Action item
All lines in the data bearing the string "Groups" should be identified and copied.
──────────
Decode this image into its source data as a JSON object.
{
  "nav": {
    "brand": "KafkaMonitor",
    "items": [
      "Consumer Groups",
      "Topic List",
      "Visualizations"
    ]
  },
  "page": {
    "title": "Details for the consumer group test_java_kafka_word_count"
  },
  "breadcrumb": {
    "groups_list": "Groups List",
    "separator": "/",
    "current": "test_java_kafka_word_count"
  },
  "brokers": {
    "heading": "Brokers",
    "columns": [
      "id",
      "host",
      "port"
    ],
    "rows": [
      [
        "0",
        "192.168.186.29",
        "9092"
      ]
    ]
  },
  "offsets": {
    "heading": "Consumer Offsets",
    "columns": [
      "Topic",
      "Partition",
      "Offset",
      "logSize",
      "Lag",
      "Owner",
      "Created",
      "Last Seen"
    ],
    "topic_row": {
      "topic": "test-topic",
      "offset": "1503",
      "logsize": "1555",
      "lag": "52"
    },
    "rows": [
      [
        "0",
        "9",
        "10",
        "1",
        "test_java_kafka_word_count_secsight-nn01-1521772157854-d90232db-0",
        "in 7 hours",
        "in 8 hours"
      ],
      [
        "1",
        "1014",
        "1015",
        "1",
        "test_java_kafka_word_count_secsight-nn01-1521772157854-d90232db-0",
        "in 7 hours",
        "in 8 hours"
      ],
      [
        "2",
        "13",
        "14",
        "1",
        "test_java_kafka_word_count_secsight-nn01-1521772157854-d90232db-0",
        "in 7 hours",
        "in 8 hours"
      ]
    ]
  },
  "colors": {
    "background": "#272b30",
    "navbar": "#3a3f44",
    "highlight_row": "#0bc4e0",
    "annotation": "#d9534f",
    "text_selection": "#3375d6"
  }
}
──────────
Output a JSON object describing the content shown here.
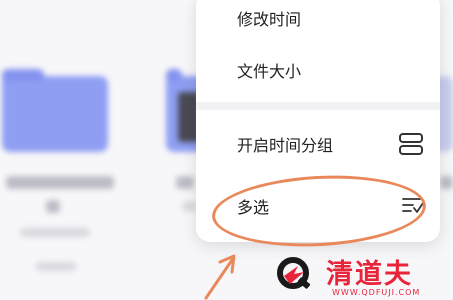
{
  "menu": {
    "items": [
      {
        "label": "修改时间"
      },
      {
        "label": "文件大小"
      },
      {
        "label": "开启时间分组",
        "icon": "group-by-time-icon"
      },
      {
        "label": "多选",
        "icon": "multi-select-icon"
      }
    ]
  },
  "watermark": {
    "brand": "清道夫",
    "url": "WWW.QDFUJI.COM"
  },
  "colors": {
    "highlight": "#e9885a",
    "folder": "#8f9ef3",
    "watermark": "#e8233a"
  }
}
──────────
Response to the task
      "Consumer Groups",
    "groups_list": "Groups List",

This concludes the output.